The decoration of the Houmuwu Ding is beautiful and solemn, and its craftsmanship is exquisite. The work fully demonstrates the unique rugged, primitive beauty of the Shang Dynasty. In the centre of each side of the ding is a rectangular blank space. The rest of the body is decorated with various designs, mainly cloud and thunder patterns. Ox head patterns also feature and the four sides are decorated with short ridges, whilst taotie run along a band around the edge in front of cloud and thunder motifs. The inner wall of the body is inscribed with the Chinese characters “houmuwu” in vigorous and powerful strokes.
The exterior of the handles are decorated with tigers devouring a human head. Two tigers are depicted facing one other on each handle, their heads at the top of the handle have their jaws open wide, whilst between them is a human head with a calm expression.
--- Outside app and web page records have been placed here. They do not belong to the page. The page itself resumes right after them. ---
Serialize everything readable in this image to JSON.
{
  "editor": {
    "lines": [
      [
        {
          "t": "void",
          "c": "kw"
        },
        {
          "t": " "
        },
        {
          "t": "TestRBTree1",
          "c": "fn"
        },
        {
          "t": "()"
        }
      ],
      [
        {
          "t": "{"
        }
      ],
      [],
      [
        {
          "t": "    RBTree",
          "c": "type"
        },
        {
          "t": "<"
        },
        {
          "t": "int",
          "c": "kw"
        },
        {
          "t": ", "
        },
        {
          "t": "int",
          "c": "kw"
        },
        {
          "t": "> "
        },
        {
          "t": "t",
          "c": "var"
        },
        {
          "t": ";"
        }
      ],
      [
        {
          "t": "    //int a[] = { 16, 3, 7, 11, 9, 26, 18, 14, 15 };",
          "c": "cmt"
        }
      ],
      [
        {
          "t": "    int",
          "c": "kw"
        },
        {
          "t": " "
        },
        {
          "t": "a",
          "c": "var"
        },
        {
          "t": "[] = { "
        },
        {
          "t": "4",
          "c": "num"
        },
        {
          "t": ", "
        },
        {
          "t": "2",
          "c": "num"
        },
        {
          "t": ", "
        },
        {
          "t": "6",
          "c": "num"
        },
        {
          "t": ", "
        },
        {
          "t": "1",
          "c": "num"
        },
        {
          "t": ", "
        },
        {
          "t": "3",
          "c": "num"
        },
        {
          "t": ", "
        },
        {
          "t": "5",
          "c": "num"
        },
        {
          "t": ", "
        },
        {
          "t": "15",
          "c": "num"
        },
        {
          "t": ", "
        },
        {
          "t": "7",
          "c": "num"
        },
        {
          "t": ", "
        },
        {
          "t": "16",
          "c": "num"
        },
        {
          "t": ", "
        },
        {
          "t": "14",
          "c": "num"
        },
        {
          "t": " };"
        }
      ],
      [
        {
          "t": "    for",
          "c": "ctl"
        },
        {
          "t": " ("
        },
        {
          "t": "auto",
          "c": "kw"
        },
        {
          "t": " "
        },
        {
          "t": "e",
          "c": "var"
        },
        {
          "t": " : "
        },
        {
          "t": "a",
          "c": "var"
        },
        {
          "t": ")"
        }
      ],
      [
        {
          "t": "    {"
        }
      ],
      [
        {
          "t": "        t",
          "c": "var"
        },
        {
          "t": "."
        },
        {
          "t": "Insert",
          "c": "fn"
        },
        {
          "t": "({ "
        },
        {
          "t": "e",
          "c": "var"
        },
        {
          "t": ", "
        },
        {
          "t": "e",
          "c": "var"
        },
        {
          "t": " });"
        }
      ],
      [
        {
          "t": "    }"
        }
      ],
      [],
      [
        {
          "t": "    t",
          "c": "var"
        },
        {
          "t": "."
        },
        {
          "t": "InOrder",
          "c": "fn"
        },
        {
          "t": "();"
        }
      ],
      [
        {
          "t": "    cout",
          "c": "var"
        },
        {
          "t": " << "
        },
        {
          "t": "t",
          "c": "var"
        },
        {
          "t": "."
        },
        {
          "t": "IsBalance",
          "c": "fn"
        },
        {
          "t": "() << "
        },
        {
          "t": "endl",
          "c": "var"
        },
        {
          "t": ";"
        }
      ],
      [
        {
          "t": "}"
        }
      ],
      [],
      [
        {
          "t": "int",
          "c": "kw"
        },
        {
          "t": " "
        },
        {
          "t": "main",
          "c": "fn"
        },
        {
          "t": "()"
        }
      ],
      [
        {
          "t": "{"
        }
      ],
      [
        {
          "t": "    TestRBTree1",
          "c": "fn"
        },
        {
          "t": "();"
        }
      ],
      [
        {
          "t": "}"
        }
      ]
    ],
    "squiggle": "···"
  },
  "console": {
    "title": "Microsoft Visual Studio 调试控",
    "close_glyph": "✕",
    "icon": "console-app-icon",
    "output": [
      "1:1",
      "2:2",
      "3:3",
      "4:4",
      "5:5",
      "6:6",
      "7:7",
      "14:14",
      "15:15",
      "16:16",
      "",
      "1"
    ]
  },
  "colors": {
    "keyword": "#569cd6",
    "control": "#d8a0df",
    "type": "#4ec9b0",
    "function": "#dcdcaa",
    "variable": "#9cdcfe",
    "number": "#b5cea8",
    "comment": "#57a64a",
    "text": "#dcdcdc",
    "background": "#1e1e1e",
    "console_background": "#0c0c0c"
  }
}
During the Shang Dynasty, tigers were one of several animals that people worshipped. Legend has it that at that time, the ghosts of ancestors would turn into white tigers after death; so, people regarded these animals as guardian gods. Both sides of the handles are also cast with fish patterns, and the delicate coiled dragon and taotie designs on the four sides of the body add a sense of dignity and majesty. Taotie imagery is often found on bronzeware from the late Shang Dynasty. It is said that taotie were divine creatures that ate all kinds of food. They were added to bronzeware to symbolise a bumper harvest and a prosperous year and to also give vessels a more mysterious and magnificent look. The four legs of the ding are also decorated with different designs, namely bow string patterns and various exquisitely crafted animals.
The Houmuwu Ding has managed to survive more than three millennia. With its huge size, rich connotations and legendary stories, it portrays the brilliance and strength of the Shang Dynasty, and deserves its label as the “No. 1 Bronze Ding in China.” Now in the collection of the National Museum of China, this ding not only stands as a miracle of Chinese bronze casting but also enables people to feel the filial piety of the king who first commissioned it in memory of his mother.
Ding vessels are witnesses of the Chinese civilisation and representatives of its bronze culture. These solid and magnificent bronze vessels decorated with exquisite, mysterious designs are works with the highest aesthetic value of all Chinese bronzeware.
The decoration on the HoumuwuDing is pictured. The exterior of the handles is decorated with tigers devouring a human head. Two tigers are depicted facing one other on each handle, their heads at the top of the handle have their jaws open wide, whilst between them is a human head with a calm expression.
The Chinese characters on the Houmuwu Ding